With a huge choice of destinations, Malaysia is a great place for a trekking vacation. Most trekking activity is based around national parks and forest reserves, which include rain, mangrove and mountain forests. Each has different characteristics, but all offer a large variety of flora and fauna, including rare and endangered species. You can go trekking independently, but it is safest to hire a professional guide or join an escorted tour.

Where to Trek

The Pahang and Johor districts offer both highland rain forests, such as the Cameron Highlands and Gunung Ledang, and lowland rainforests, which include two of Malaysia’s premier trekking sites, Taman Negara and Endau-Rompin. Each offers a network of trekking trails beneath a dense jungle canopy, and most contain primitive campgrounds. Taman Negara also boasts a canopy walkway for a close-up experience of nature. Endemic wildlife includes monkeys, tigers, elephants, Sumatran rhino and hundreds of species of birds. Mountain forests, such as Tempters Park in Selangor, are cooler and contain fewer mosquitoes. Novice trekkers will find easier trails at the Forest Reserve Institute of Malaysia or the Malaysian Agricultural Park, both near Kuala Lumpur.

Guided Trekking

Many adventure tour companies offer jungle trekking in Malaysia, ranging from easy, half-day hikes to multi-day excursions deep into the rain forest. You can book these over the Internet, or through tour agencies in Kuala Lumpur on arrival.

What to Bring

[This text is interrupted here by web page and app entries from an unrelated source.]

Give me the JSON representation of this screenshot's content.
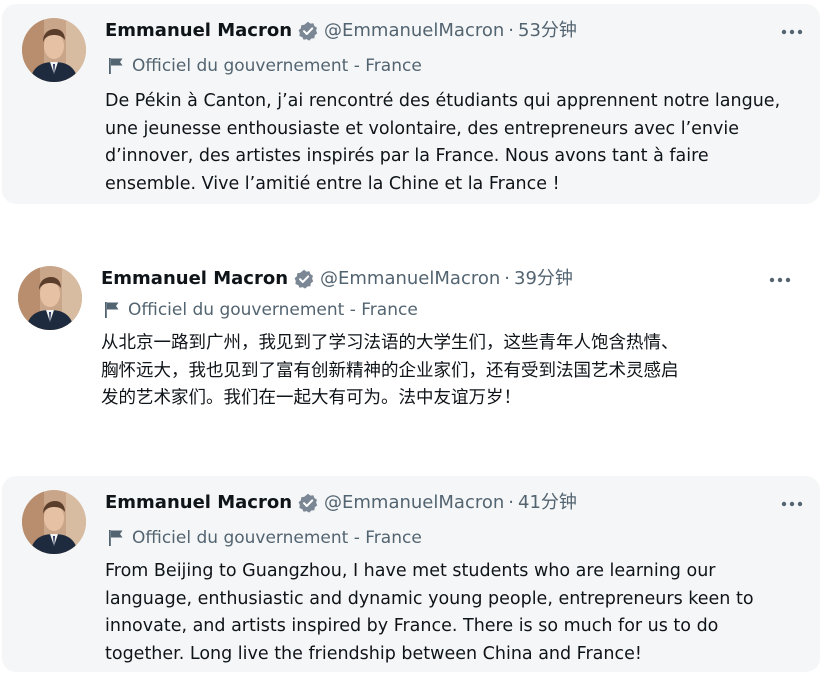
{
  "colors": {
    "card_background": "#f5f6f7",
    "text_primary": "#0f1419",
    "text_secondary": "#536471",
    "verified_badge": "#7b8794"
  },
  "tweets": [
    {
      "author": {
        "name": "Emmanuel Macron",
        "handle": "@EmmanuelMacron",
        "verified_icon": "verified-badge-icon"
      },
      "separator": "·",
      "time": "53分钟",
      "label": "Officiel du gouvernement - France",
      "label_icon": "flag-icon",
      "more_icon": "more-options-icon",
      "lines": [
        "De Pékin à Canton, j’ai rencontré des étudiants qui apprennent notre langue,",
        "une jeunesse enthousiaste et volontaire, des entrepreneurs avec l’envie",
        "d’innover, des artistes inspirés par la France. Nous avons tant à faire",
        "ensemble. Vive l’amitié entre la Chine et la France !"
      ]
    },
    {
      "author": {
        "name": "Emmanuel Macron",
        "handle": "@EmmanuelMacron",
        "verified_icon": "verified-badge-icon"
      },
      "separator": "·",
      "time": "39分钟",
      "label": "Officiel du gouvernement - France",
      "label_icon": "flag-icon",
      "more_icon": "more-options-icon",
      "lines": [
        "从北京一路到广州，我见到了学习法语的大学生们，这些青年人饱含热情、",
        "胸怀远大，我也见到了富有创新精神的企业家们，还有受到法国艺术灵感启",
        "发的艺术家们。我们在一起大有可为。法中友谊万岁！"
      ]
    },
    {
      "author": {
        "name": "Emmanuel Macron",
        "handle": "@EmmanuelMacron",
        "verified_icon": "verified-badge-icon"
      },
      "separator": "·",
      "time": "41分钟",
      "label": "Officiel du gouvernement - France",
      "label_icon": "flag-icon",
      "more_icon": "more-options-icon",
      "lines": [
        "From Beijing to Guangzhou, I have met students who are learning our",
        "language, enthusiastic and dynamic young people, entrepreneurs keen to",
        "innovate, and artists inspired by France. There is so much for us to do",
        "together. Long live the friendship between China and France!"
      ]
    }
  ]
}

You need sturdy walking boots and rubber shoes for wading through streams. Wear lightweight clothing with long sleeves and trousers, a hat and sunglasses, and carry a waterproof poncho in case of sudden showers. Sunscreen, a water bottle and mosquito repellent are a must. If you are camping, basic gear will be provided by the tour company, but you should bring a sleeping bag, mosquito net and torch, as well as personal toiletries.